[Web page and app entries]

----

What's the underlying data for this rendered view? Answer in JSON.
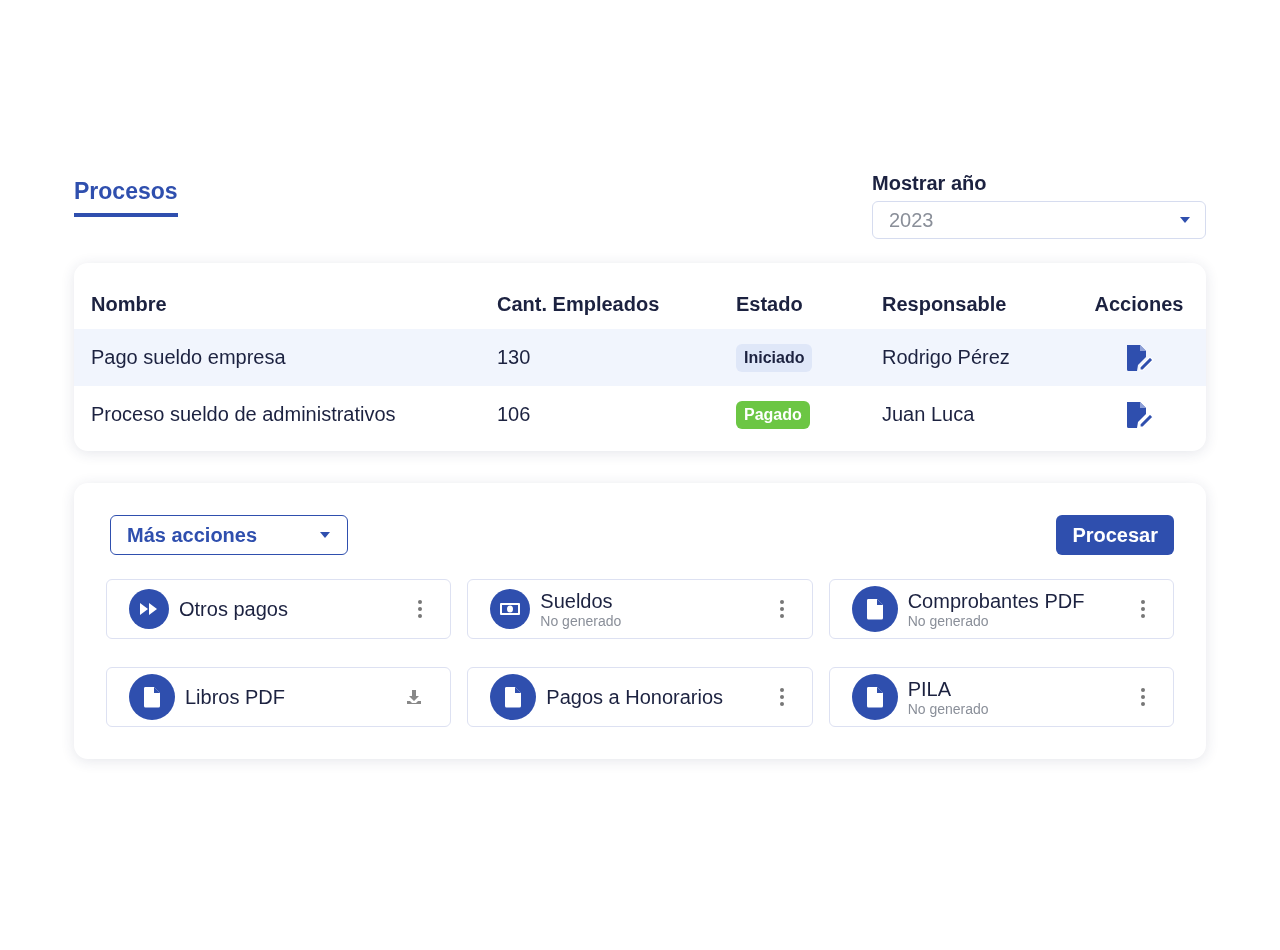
{
  "tabs": [
    {
      "label": "Procesos",
      "selected": true
    }
  ],
  "year_filter": {
    "label": "Mostrar año",
    "value": "2023"
  },
  "table": {
    "columns": [
      "Nombre",
      "Cant. Empleados",
      "Estado",
      "Responsable",
      "Acciones"
    ],
    "rows": [
      {
        "name": "Pago sueldo empresa",
        "employees": "130",
        "status": {
          "label": "Iniciado",
          "color": "#dfe7f8"
        },
        "responsible": "Rodrigo Pérez",
        "selected": true
      },
      {
        "name": "Proceso sueldo de administrativos",
        "employees": "106",
        "status": {
          "label": "Pagado",
          "color": "#6cc644"
        },
        "responsible": "Juan Luca",
        "selected": false
      }
    ]
  },
  "more_actions": {
    "label": "Más acciones"
  },
  "process_button": {
    "label": "Procesar"
  },
  "tiles": [
    {
      "title": "Otros pagos",
      "kind": "forward"
    },
    {
      "title": "Sueldos",
      "subtitle": "No generado",
      "kind": "money"
    },
    {
      "title": "Comprobantes PDF",
      "subtitle": "No generado",
      "kind": "document"
    },
    {
      "title": "Libros PDF",
      "kind": "download"
    },
    {
      "title": "Pagos a Honorarios",
      "kind": "document"
    },
    {
      "title": "PILA",
      "subtitle": "No generado",
      "kind": "document"
    }
  ]
}
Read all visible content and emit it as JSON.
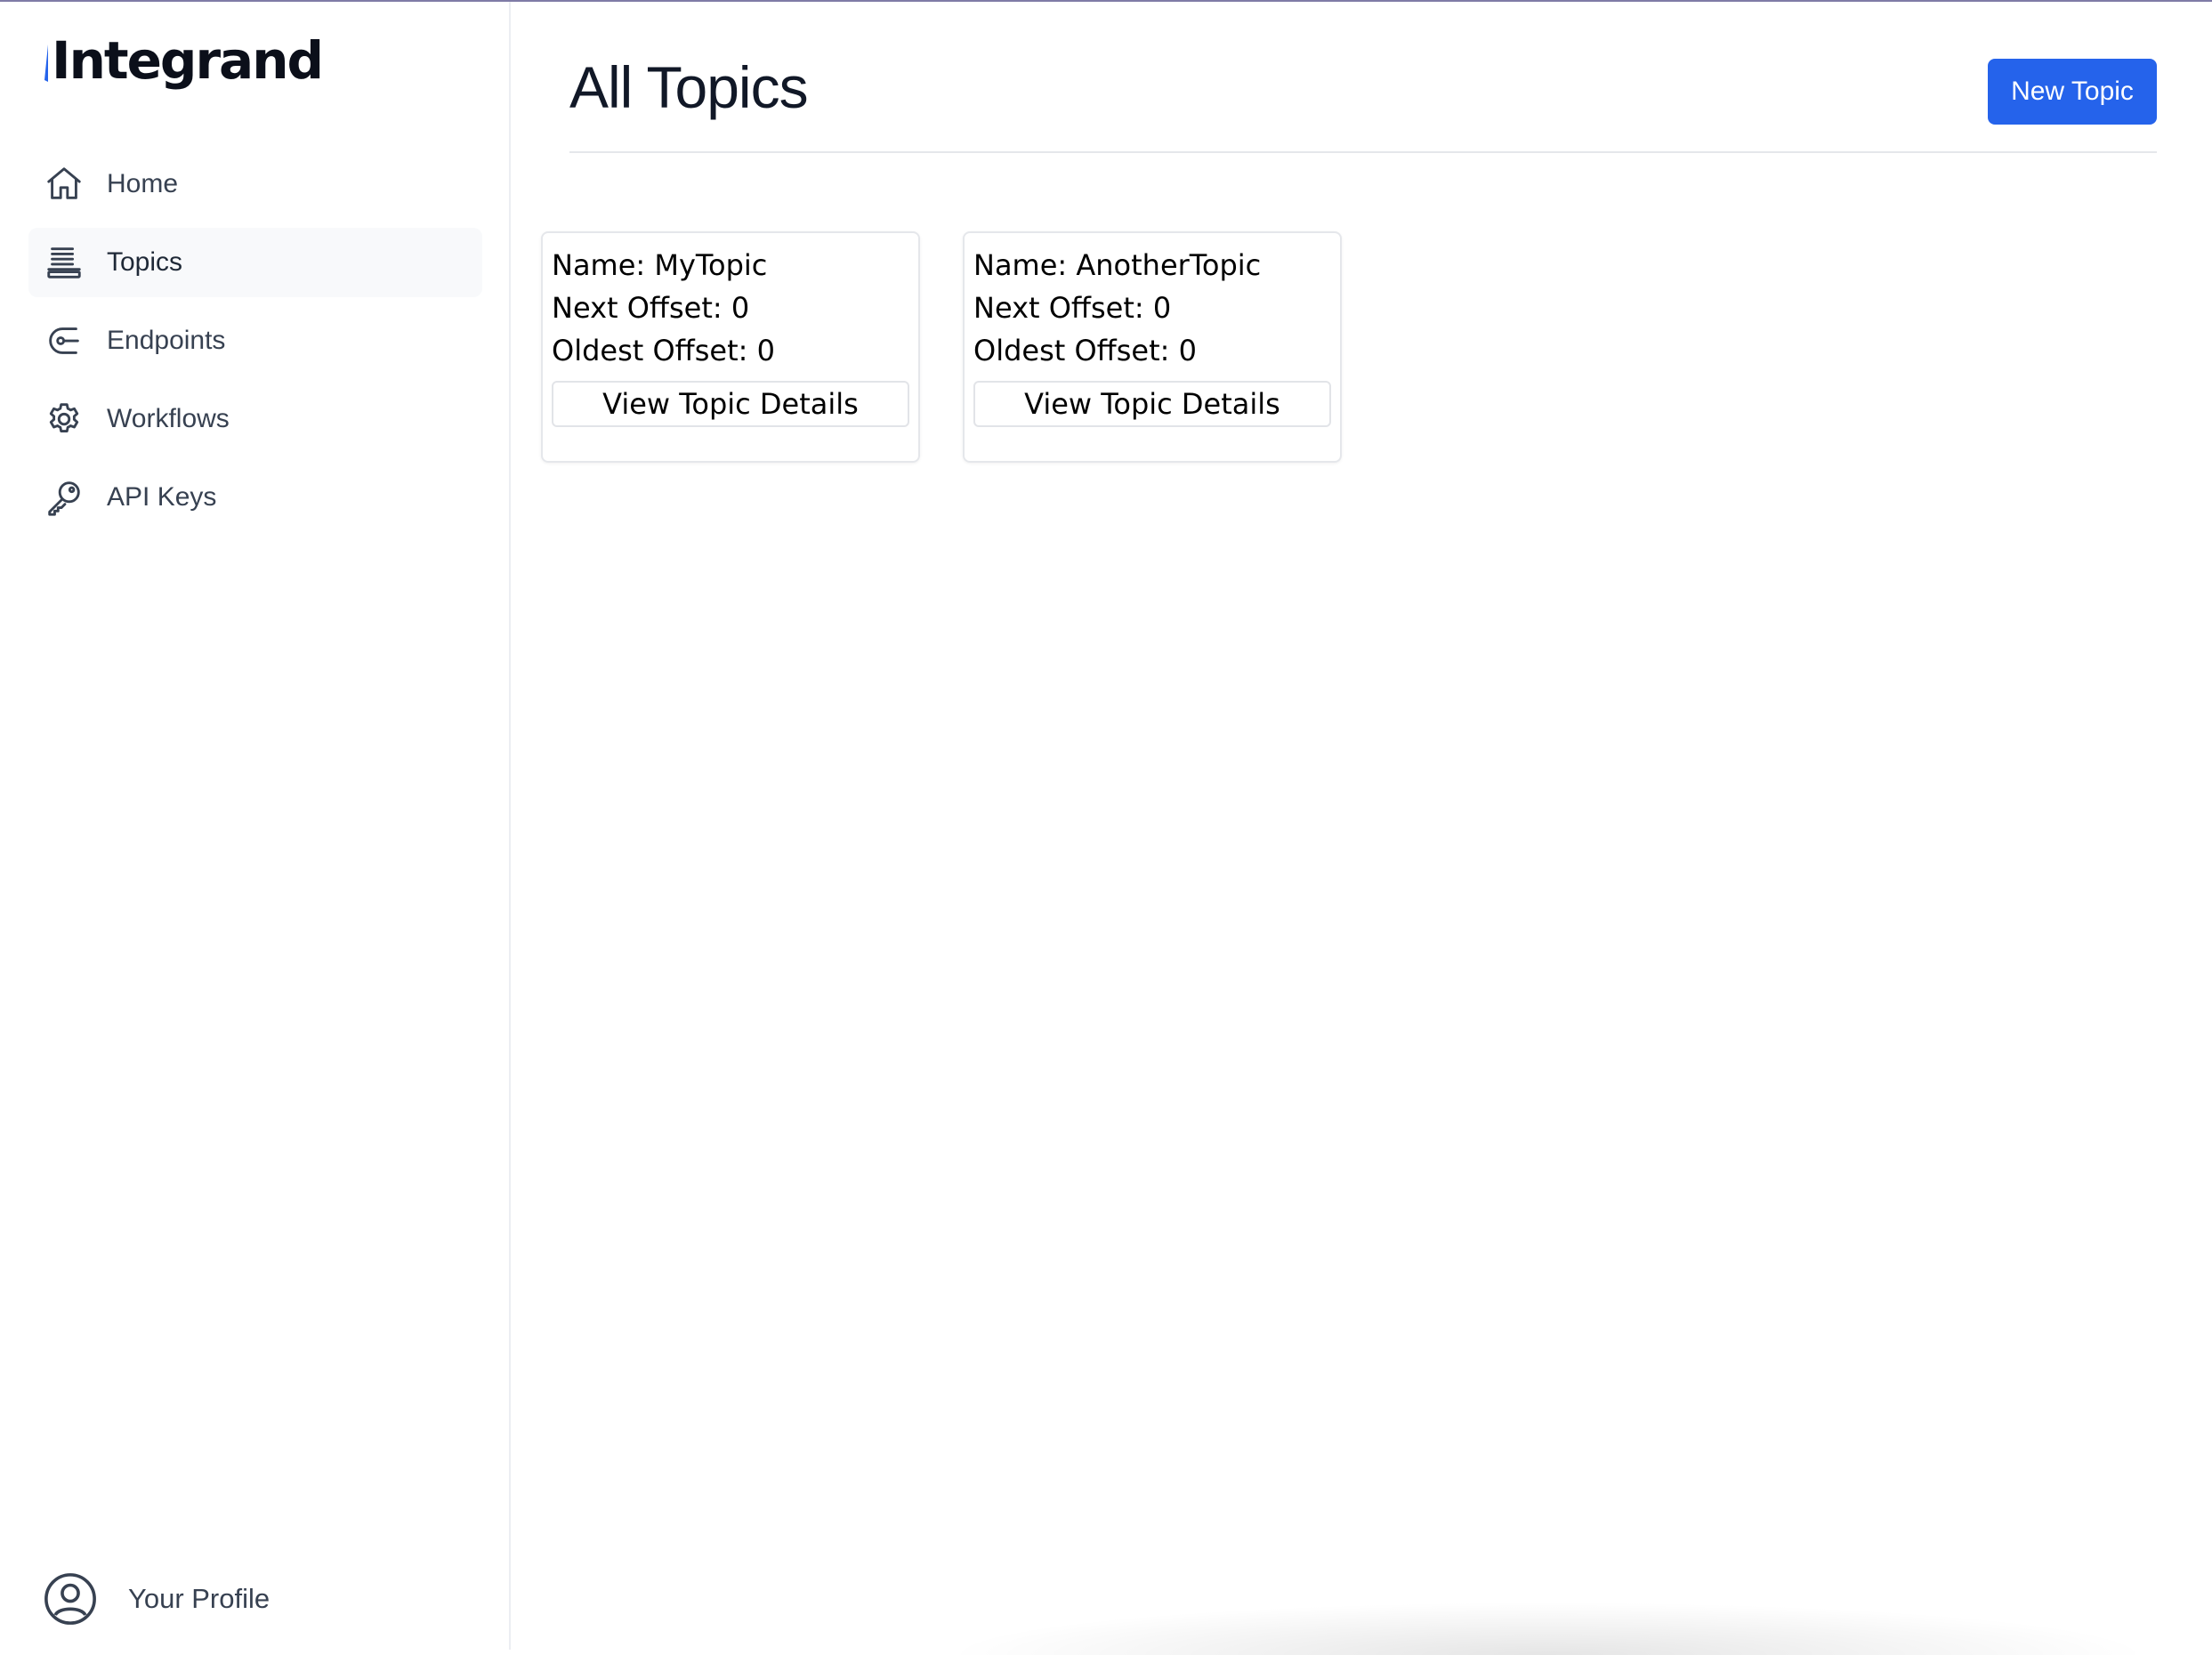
{
  "brand": {
    "name": "Integrand",
    "accent_color": "#2563eb"
  },
  "sidebar": {
    "items": [
      {
        "label": "Home",
        "icon": "home-icon",
        "active": false
      },
      {
        "label": "Topics",
        "icon": "stack-icon",
        "active": true
      },
      {
        "label": "Endpoints",
        "icon": "endpoint-icon",
        "active": false
      },
      {
        "label": "Workflows",
        "icon": "gear-icon",
        "active": false
      },
      {
        "label": "API Keys",
        "icon": "key-icon",
        "active": false
      }
    ],
    "profile_label": "Your Profile"
  },
  "header": {
    "title": "All Topics",
    "new_button_label": "New Topic"
  },
  "topics": [
    {
      "name_line": "Name: MyTopic",
      "next_offset_line": "Next Offset: 0",
      "oldest_offset_line": "Oldest Offset: 0",
      "button_label": "View Topic Details"
    },
    {
      "name_line": "Name: AnotherTopic",
      "next_offset_line": "Next Offset: 0",
      "oldest_offset_line": "Oldest Offset: 0",
      "button_label": "View Topic Details"
    }
  ]
}
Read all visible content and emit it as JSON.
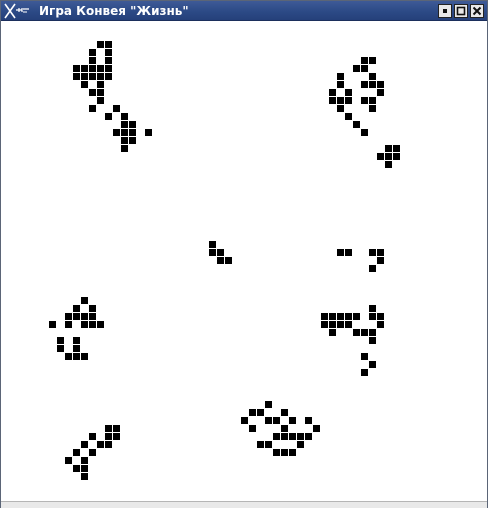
{
  "window": {
    "title": "Игра Конвея \"Жизнь\"",
    "titlebar_color": "#2c4a86",
    "title_color": "#ffffff",
    "controls": [
      {
        "name": "minimize",
        "icon": "dot-icon"
      },
      {
        "name": "maximize",
        "icon": "square-icon"
      },
      {
        "name": "close",
        "icon": "x-icon"
      }
    ]
  },
  "board": {
    "live_cell_color": "#000000",
    "background_color": "#ffffff",
    "live_cells": [
      [
        12,
        3
      ],
      [
        13,
        3
      ],
      [
        11,
        4
      ],
      [
        13,
        4
      ],
      [
        11,
        5
      ],
      [
        13,
        5
      ],
      [
        9,
        6
      ],
      [
        10,
        6
      ],
      [
        11,
        6
      ],
      [
        12,
        6
      ],
      [
        13,
        6
      ],
      [
        9,
        7
      ],
      [
        10,
        7
      ],
      [
        11,
        7
      ],
      [
        12,
        7
      ],
      [
        13,
        7
      ],
      [
        10,
        8
      ],
      [
        12,
        8
      ],
      [
        11,
        9
      ],
      [
        12,
        9
      ],
      [
        45,
        5
      ],
      [
        46,
        5
      ],
      [
        44,
        6
      ],
      [
        45,
        6
      ],
      [
        42,
        7
      ],
      [
        46,
        7
      ],
      [
        42,
        8
      ],
      [
        45,
        8
      ],
      [
        46,
        8
      ],
      [
        47,
        8
      ],
      [
        41,
        9
      ],
      [
        43,
        9
      ],
      [
        47,
        9
      ],
      [
        41,
        10
      ],
      [
        42,
        10
      ],
      [
        43,
        10
      ],
      [
        45,
        10
      ],
      [
        46,
        10
      ],
      [
        42,
        11
      ],
      [
        46,
        11
      ],
      [
        43,
        12
      ],
      [
        44,
        13
      ],
      [
        45,
        14
      ],
      [
        12,
        10
      ],
      [
        11,
        11
      ],
      [
        14,
        11
      ],
      [
        13,
        12
      ],
      [
        15,
        12
      ],
      [
        15,
        13
      ],
      [
        16,
        13
      ],
      [
        14,
        14
      ],
      [
        15,
        14
      ],
      [
        16,
        14
      ],
      [
        18,
        14
      ],
      [
        15,
        15
      ],
      [
        16,
        15
      ],
      [
        15,
        16
      ],
      [
        48,
        16
      ],
      [
        49,
        16
      ],
      [
        47,
        17
      ],
      [
        48,
        17
      ],
      [
        49,
        17
      ],
      [
        48,
        18
      ],
      [
        26,
        28
      ],
      [
        26,
        29
      ],
      [
        27,
        29
      ],
      [
        27,
        30
      ],
      [
        28,
        30
      ],
      [
        42,
        29
      ],
      [
        43,
        29
      ],
      [
        46,
        29
      ],
      [
        47,
        29
      ],
      [
        47,
        30
      ],
      [
        46,
        31
      ],
      [
        10,
        35
      ],
      [
        9,
        36
      ],
      [
        11,
        36
      ],
      [
        8,
        37
      ],
      [
        9,
        37
      ],
      [
        10,
        37
      ],
      [
        11,
        37
      ],
      [
        6,
        38
      ],
      [
        8,
        38
      ],
      [
        10,
        38
      ],
      [
        11,
        38
      ],
      [
        12,
        38
      ],
      [
        7,
        40
      ],
      [
        9,
        40
      ],
      [
        7,
        41
      ],
      [
        9,
        41
      ],
      [
        8,
        42
      ],
      [
        9,
        42
      ],
      [
        10,
        42
      ],
      [
        46,
        36
      ],
      [
        46,
        37
      ],
      [
        47,
        37
      ],
      [
        40,
        37
      ],
      [
        41,
        37
      ],
      [
        42,
        37
      ],
      [
        43,
        37
      ],
      [
        44,
        37
      ],
      [
        46,
        37
      ],
      [
        40,
        38
      ],
      [
        41,
        38
      ],
      [
        42,
        38
      ],
      [
        43,
        38
      ],
      [
        47,
        38
      ],
      [
        41,
        39
      ],
      [
        44,
        39
      ],
      [
        45,
        39
      ],
      [
        46,
        39
      ],
      [
        46,
        40
      ],
      [
        45,
        42
      ],
      [
        46,
        43
      ],
      [
        45,
        44
      ],
      [
        33,
        48
      ],
      [
        31,
        49
      ],
      [
        32,
        49
      ],
      [
        35,
        49
      ],
      [
        30,
        50
      ],
      [
        33,
        50
      ],
      [
        34,
        50
      ],
      [
        36,
        50
      ],
      [
        38,
        50
      ],
      [
        31,
        51
      ],
      [
        35,
        51
      ],
      [
        39,
        51
      ],
      [
        34,
        52
      ],
      [
        35,
        52
      ],
      [
        36,
        52
      ],
      [
        37,
        52
      ],
      [
        38,
        52
      ],
      [
        32,
        53
      ],
      [
        33,
        53
      ],
      [
        37,
        53
      ],
      [
        34,
        54
      ],
      [
        35,
        54
      ],
      [
        36,
        54
      ],
      [
        13,
        51
      ],
      [
        14,
        51
      ],
      [
        11,
        52
      ],
      [
        13,
        52
      ],
      [
        14,
        52
      ],
      [
        10,
        53
      ],
      [
        12,
        53
      ],
      [
        13,
        53
      ],
      [
        9,
        54
      ],
      [
        11,
        54
      ],
      [
        8,
        55
      ],
      [
        10,
        55
      ],
      [
        9,
        56
      ],
      [
        10,
        56
      ],
      [
        10,
        57
      ]
    ]
  }
}
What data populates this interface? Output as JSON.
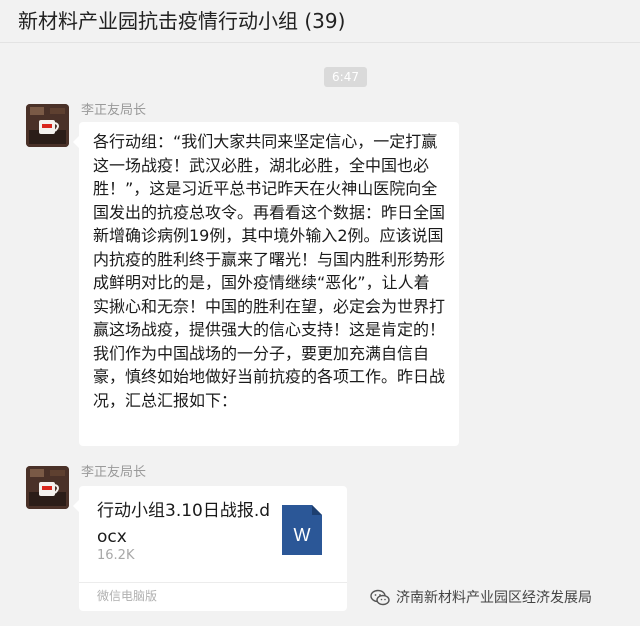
{
  "header": {
    "title": "新材料产业园抗击疫情行动小组 (39)"
  },
  "timestamp": "6:47",
  "messages": [
    {
      "sender": "李正友局长",
      "text": "各行动组：“我们大家共同来坚定信心，一定打赢这一场战疫！武汉必胜，湖北必胜，全中国也必胜！”，这是习近平总书记昨天在火神山医院向全国发出的抗疫总攻令。再看看这个数据：昨日全国新增确诊病例19例，其中境外输入2例。应该说国内抗疫的胜利终于赢来了曙光！与国内胜利形势形成鲜明对比的是，国外疫情继续“恶化”，让人着实揪心和无奈！中国的胜利在望，必定会为世界打赢这场战疫，提供强大的信心支持！这是肯定的！我们作为中国战场的一分子，要更加充满自信自豪，慎终如始地做好当前抗疫的各项工作。昨日战况，汇总汇报如下："
    },
    {
      "sender": "李正友局长",
      "file": {
        "name": "行动小组3.10日战报.docx",
        "size": "16.2K",
        "source": "微信电脑版",
        "icon": "word-document-icon",
        "icon_letter": "W",
        "icon_color": "#2b5797"
      }
    }
  ],
  "watermark": {
    "text": "济南新材料产业园区经济发展局",
    "icon": "wechat-official-account-icon"
  }
}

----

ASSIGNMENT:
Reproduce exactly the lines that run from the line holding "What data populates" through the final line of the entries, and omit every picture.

SOLUTION:
What data populates this interface? Output as JSON.
{
  "header": {
    "title": "新材料产业园抗击疫情行动小组 (39)"
  },
  "timestamp": "6:47",
  "messages": [
    {
      "sender": "李正友局长",
      "text": "各行动组：“我们大家共同来坚定信心，一定打赢这一场战疫！武汉必胜，湖北必胜，全中国也必胜！”，这是习近平总书记昨天在火神山医院向全国发出的抗疫总攻令。再看看这个数据：昨日全国新增确诊病例19例，其中境外输入2例。应该说国内抗疫的胜利终于赢来了曙光！与国内胜利形势形成鲜明对比的是，国外疫情继续“恶化”，让人着实揪心和无奈！中国的胜利在望，必定会为世界打赢这场战疫，提供强大的信心支持！这是肯定的！我们作为中国战场的一分子，要更加充满自信自豪，慎终如始地做好当前抗疫的各项工作。昨日战况，汇总汇报如下："
    },
    {
      "sender": "李正友局长",
      "file": {
        "name": "行动小组3.10日战报.docx",
        "size": "16.2K",
        "source": "微信电脑版",
        "icon": "word-document-icon",
        "icon_letter": "W",
        "icon_color": "#2b5797"
      }
    }
  ],
  "watermark": {
    "text": "济南新材料产业园区经济发展局",
    "icon": "wechat-official-account-icon"
  }
}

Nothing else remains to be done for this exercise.